By Peter Dunne*
Congratulations Donald Trump! I do not support anything you stand for, and certainly would not have voted for you, had I been an American citizen eligible to vote last year. Nor do I think you will be a good President for the United States or the world. No, congratulations are due because in less than week in office you have arguably changed the nature of political discourse for years to come, and so are already probably already the most influential American President of recent times.
In classic Orwellian doublespeak, you will succeed, even if all your policies fail, because you will be constantly telling us what a success you are. Your supporters are already so disillusioned and embittered that they do not expect you to be able to make things better for them, even if you serve the full two terms. They support you because they think you understand their pain.
We know a little about this in New Zealand, especially those of us who went through the Muldoon years.

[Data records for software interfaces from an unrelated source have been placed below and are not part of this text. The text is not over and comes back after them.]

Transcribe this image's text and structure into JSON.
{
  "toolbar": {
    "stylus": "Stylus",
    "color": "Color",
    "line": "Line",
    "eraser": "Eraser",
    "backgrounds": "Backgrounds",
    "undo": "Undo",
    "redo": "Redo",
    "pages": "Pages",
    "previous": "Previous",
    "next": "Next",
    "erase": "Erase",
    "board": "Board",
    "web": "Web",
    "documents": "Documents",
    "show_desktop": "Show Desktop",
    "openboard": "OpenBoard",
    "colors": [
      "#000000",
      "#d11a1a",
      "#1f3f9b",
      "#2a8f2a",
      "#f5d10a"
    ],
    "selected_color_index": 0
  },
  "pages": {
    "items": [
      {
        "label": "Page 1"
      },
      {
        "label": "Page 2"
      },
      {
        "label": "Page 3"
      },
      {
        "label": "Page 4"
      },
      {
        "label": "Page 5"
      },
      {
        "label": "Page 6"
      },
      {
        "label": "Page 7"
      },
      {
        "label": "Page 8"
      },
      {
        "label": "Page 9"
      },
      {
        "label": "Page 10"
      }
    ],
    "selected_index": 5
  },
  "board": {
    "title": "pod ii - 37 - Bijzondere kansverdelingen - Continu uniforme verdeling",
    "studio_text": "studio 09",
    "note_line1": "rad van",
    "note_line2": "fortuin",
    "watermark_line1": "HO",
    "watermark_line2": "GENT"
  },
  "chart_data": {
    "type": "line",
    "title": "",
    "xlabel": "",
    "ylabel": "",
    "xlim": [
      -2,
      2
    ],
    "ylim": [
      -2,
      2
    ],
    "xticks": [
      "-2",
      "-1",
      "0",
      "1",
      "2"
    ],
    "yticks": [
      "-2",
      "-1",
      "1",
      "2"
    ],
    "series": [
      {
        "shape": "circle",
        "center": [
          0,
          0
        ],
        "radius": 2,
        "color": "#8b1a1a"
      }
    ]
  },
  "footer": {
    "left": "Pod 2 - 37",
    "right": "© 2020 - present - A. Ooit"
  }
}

He promised to “rebuild our shattered economy” and create 410,000 jobs “for your children and your children’s children”. Yet during his time, debt, inflation and unemployment all rose to near record levels. No matter, he still proclaimed his belief in the “Muldoon economic miracle”, and lectured the world on economic reform. But, to be fair, he paled alongside you. And it has taken us only a generation to get over the damage he wrought.
Even all these years later, and after pretentious academics, economists, business leaders and others have written so many terrible things about him, he still has his admirers – politicians prepared to deny reality if they think there is a heart string to be plucked, or a vote to be gained.

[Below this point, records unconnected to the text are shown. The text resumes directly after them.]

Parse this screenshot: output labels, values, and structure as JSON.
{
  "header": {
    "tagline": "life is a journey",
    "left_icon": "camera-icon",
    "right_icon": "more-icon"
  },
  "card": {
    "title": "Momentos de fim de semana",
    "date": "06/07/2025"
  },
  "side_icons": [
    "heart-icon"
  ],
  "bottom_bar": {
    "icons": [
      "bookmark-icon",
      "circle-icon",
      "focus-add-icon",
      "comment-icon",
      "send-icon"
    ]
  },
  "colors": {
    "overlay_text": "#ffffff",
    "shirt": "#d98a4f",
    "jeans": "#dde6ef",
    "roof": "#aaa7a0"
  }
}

They share your distaste of science and evidence because it can be awkward.
We have some calling for the reopening of a mine where 29 men died so tragically over six years ago, even though all the evidence says the mine is still unstable and unsafe to enter.
We have a major housing problem in Auckland, our biggest city, and some politicians are calling for a ban on sales of houses there to people with foreign sounding names to solve the problem, even though the facts show only about 3% of Auckland homes are sold to real foreigners.

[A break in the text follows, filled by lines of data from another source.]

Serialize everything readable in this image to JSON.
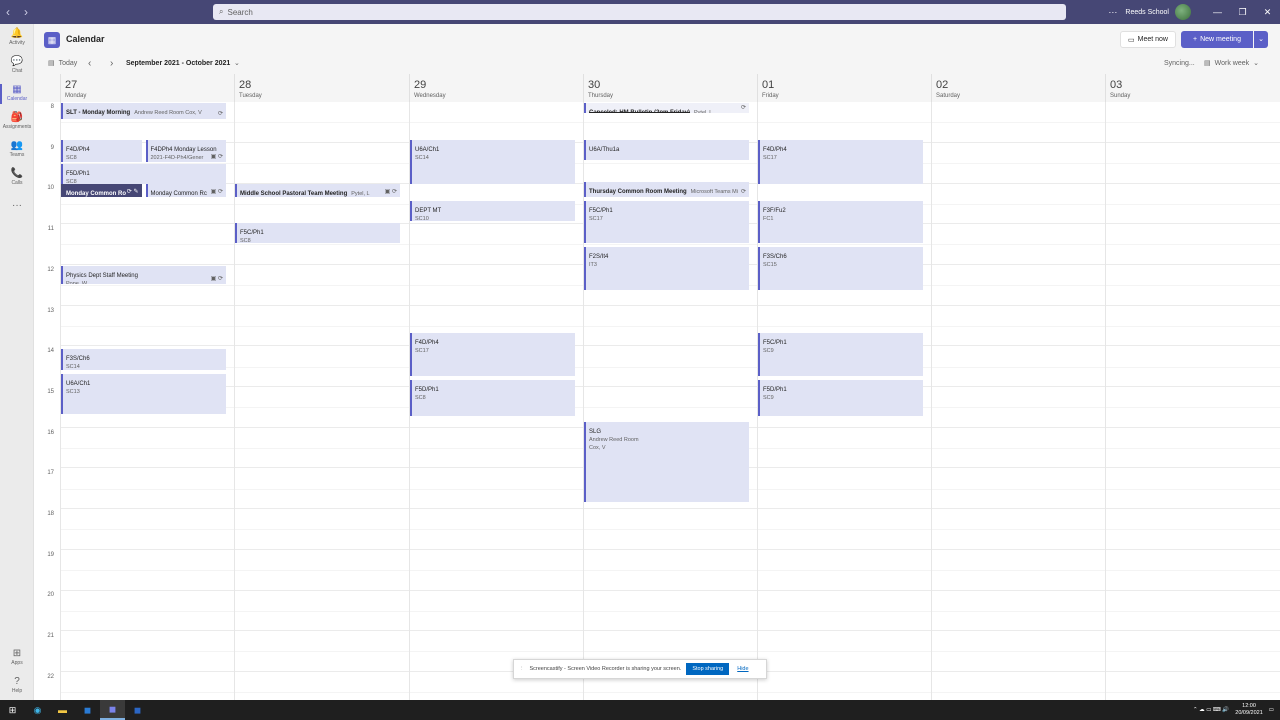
{
  "titlebar": {
    "search_placeholder": "Search",
    "org_name": "Reeds School",
    "more": "···",
    "back": "‹",
    "forward": "›",
    "min": "—",
    "restore": "❐",
    "close": "✕"
  },
  "rail": [
    {
      "label": "Activity",
      "icon": "🔔"
    },
    {
      "label": "Chat",
      "icon": "💬"
    },
    {
      "label": "Calendar",
      "icon": "▦"
    },
    {
      "label": "Assignments",
      "icon": "🎒"
    },
    {
      "label": "Teams",
      "icon": "👥"
    },
    {
      "label": "Calls",
      "icon": "📞"
    },
    {
      "label": "",
      "icon": "···"
    },
    {
      "label": "Apps",
      "icon": "⊞"
    },
    {
      "label": "Help",
      "icon": "?"
    }
  ],
  "header": {
    "title": "Calendar",
    "meet_now": "Meet now",
    "new_meeting": "New meeting"
  },
  "toolbar": {
    "today": "Today",
    "range": "September 2021 - October 2021",
    "syncing": "Syncing...",
    "view": "Work week"
  },
  "days": [
    {
      "num": "27",
      "name": "Monday"
    },
    {
      "num": "28",
      "name": "Tuesday"
    },
    {
      "num": "29",
      "name": "Wednesday"
    },
    {
      "num": "30",
      "name": "Thursday"
    },
    {
      "num": "01",
      "name": "Friday"
    },
    {
      "num": "02",
      "name": "Saturday"
    },
    {
      "num": "03",
      "name": "Sunday"
    }
  ],
  "hours": [
    "8",
    "9",
    "10",
    "11",
    "12",
    "13",
    "14",
    "15",
    "16",
    "17",
    "18",
    "19",
    "20",
    "21",
    "22"
  ],
  "events": [
    {
      "day": 0,
      "col": 0,
      "cols": 1,
      "start": 8.0,
      "end": 8.4,
      "title": "SLT - Monday Morning",
      "sub": "Andrew Reed Room  Cox, V",
      "inline": true,
      "icons": "⟳"
    },
    {
      "day": 0,
      "col": 0,
      "cols": 2,
      "start": 8.9,
      "end": 9.45,
      "title": "F4D/Ph4",
      "sub": "SC8"
    },
    {
      "day": 0,
      "col": 1,
      "cols": 2,
      "start": 8.9,
      "end": 9.45,
      "title": "F4DPh4 Monday Lesson",
      "sub": "2021-F4D-Ph4/Gener",
      "icons": "▣ ⟳"
    },
    {
      "day": 0,
      "col": 0,
      "cols": 1,
      "start": 9.5,
      "end": 10.0,
      "title": "F5D/Ph1",
      "sub": "SC8"
    },
    {
      "day": 0,
      "col": 0,
      "cols": 2,
      "start": 10.0,
      "end": 10.3,
      "title": "Monday Common Ro",
      "sub": "",
      "dark": true,
      "icons": "⟳ ✎"
    },
    {
      "day": 0,
      "col": 1,
      "cols": 2,
      "start": 10.0,
      "end": 10.3,
      "title": "Monday Common Rc",
      "sub": "",
      "icons": "▣ ⟳"
    },
    {
      "day": 0,
      "col": 0,
      "cols": 1,
      "start": 12.0,
      "end": 12.45,
      "title": "Physics Dept Staff Meeting",
      "sub": "Pope, W",
      "icons": "▣ ⟳"
    },
    {
      "day": 0,
      "col": 0,
      "cols": 1,
      "start": 14.05,
      "end": 14.55,
      "title": "F3S/Ch6",
      "sub": "SC14"
    },
    {
      "day": 0,
      "col": 0,
      "cols": 1,
      "start": 14.65,
      "end": 15.65,
      "title": "U6A/Ch1",
      "sub": "SC13"
    },
    {
      "day": 1,
      "col": 0,
      "cols": 1,
      "start": 10.0,
      "end": 10.3,
      "title": "Middle School Pastoral Team Meeting",
      "sub": "Pytel, L",
      "inline": true,
      "icons": "▣ ⟳"
    },
    {
      "day": 1,
      "col": 0,
      "cols": 1,
      "start": 10.95,
      "end": 11.45,
      "title": "F5C/Ph1",
      "sub": "SC8"
    },
    {
      "day": 2,
      "col": 0,
      "cols": 1,
      "start": 8.9,
      "end": 10.0,
      "title": "U6A/Ch1",
      "sub": "SC14"
    },
    {
      "day": 2,
      "col": 0,
      "cols": 1,
      "start": 10.4,
      "end": 10.9,
      "title": "DEPT MT",
      "sub": "SC10"
    },
    {
      "day": 2,
      "col": 0,
      "cols": 1,
      "start": 13.65,
      "end": 14.7,
      "title": "F4D/Ph4",
      "sub": "SC17"
    },
    {
      "day": 2,
      "col": 0,
      "cols": 1,
      "start": 14.8,
      "end": 15.7,
      "title": "F5D/Ph1",
      "sub": "SC8"
    },
    {
      "day": 3,
      "col": 0,
      "cols": 1,
      "start": 8.0,
      "end": 8.25,
      "title": "Canceled: HM Bulletin (2pm Friday)",
      "sub": "Pytel, L",
      "inline": true,
      "cancel": true,
      "icons": "⟳"
    },
    {
      "day": 3,
      "col": 0,
      "cols": 1,
      "start": 8.9,
      "end": 9.4,
      "title": "U6A/Thu1a",
      "sub": ""
    },
    {
      "day": 3,
      "col": 0,
      "cols": 1,
      "start": 9.95,
      "end": 10.3,
      "title": "Thursday Common Room Meeting",
      "sub": "Microsoft Teams Mi",
      "inline": true,
      "icons": "⟳"
    },
    {
      "day": 3,
      "col": 0,
      "cols": 1,
      "start": 10.4,
      "end": 11.45,
      "title": "F5C/Ph1",
      "sub": "SC17"
    },
    {
      "day": 3,
      "col": 0,
      "cols": 1,
      "start": 11.55,
      "end": 12.6,
      "title": "F2S/It4",
      "sub": "IT3"
    },
    {
      "day": 3,
      "col": 0,
      "cols": 1,
      "start": 15.85,
      "end": 17.8,
      "title": "SLG",
      "sub": "Andrew Reed Room",
      "sub2": "Cox, V"
    },
    {
      "day": 4,
      "col": 0,
      "cols": 1,
      "start": 8.9,
      "end": 10.0,
      "title": "F4D/Ph4",
      "sub": "SC17"
    },
    {
      "day": 4,
      "col": 0,
      "cols": 1,
      "start": 10.4,
      "end": 11.45,
      "title": "F3F/Fu2",
      "sub": "FC1"
    },
    {
      "day": 4,
      "col": 0,
      "cols": 1,
      "start": 11.55,
      "end": 12.6,
      "title": "F3S/Ch6",
      "sub": "SC15"
    },
    {
      "day": 4,
      "col": 0,
      "cols": 1,
      "start": 13.65,
      "end": 14.7,
      "title": "F5C/Ph1",
      "sub": "SC9"
    },
    {
      "day": 4,
      "col": 0,
      "cols": 1,
      "start": 14.8,
      "end": 15.7,
      "title": "F5D/Ph1",
      "sub": "SC9"
    }
  ],
  "toast": {
    "message": "Screencastify - Screen Video Recorder is sharing your screen.",
    "stop": "Stop sharing",
    "hide": "Hide"
  },
  "taskbar": {
    "time": "12:00",
    "date": "20/09/2021",
    "tray": "⌃  ☁  ▭  ⌨  🔊"
  }
}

Your idea of a wall of just building a wall to stop foreigners entering in the first place sounds so much bolder.
Your intelligence agencies may have told you we have an election in a few months. (Oh, I forgot, you do not trust them because they found out about the Russians hacking computers to swing the election your way.) But, anyway, your imitators here are likely to try the same tricks you did last year – you know, all the post truth politics stuff, and, the one I really like, that your staff released last week – the alternative facts idea.
However, I do not think they will do as well as you. Partly, because they are not as bright as you keep telling us you are (some of them try to tell us how bright they are, but it does not really wash, because we know they are just narcissists and bullies, something you would never let anyone accuse you of.) But the bigger problem is New Zealanders are a bit too cynical. We are a nation of bargain hunters, and are much more likely to see how something works and whether it will last the distance before actually buying it.
Our political charlatans and snake-oil merchants will be watching you closely over the next few months, to see how you keep getting away with it, and then trying to do the same here.
The problem is our media is still not completely cowered yet, (we do not have an equivalent of Fox News here) and has not quite got the hang of alternative facts, although some are trying hard to. They may not choose to see things the way you do, which will be inconvenient, for your imitators here, but you will be pleased to know the charlatans will still be given plenty of air time because trivia is what counts for news these days, apparently.
On their behalf, I am not worried. I am very confident that as you get into your second and third weeks in office, the art of governing the most powerful nation on earth will be so much clearer to you, and so much more of a breeze that you will have easily found new and convincing ways of making white look black, and no crowds at your inaugural parade look like the greatest public turnout ever in the history of world.
Congratulations, Mr President. You have shown up those of us who believe in politics based on evidence, reason and common sense (the shared values of our community) to be part of the problem.
Far better, perhaps, to follow your lead and throw reason and evidence out the window, and rely on simple slogans, and gut prejudices instead.
After all, we all only live once, and, anyway, it will be the next generation who have to pick up the pieces from our folly.
*Peter Dunne is an MP, Government Minister, and leader of the United Future Party. This is a republished version of his latest NZ Future blog.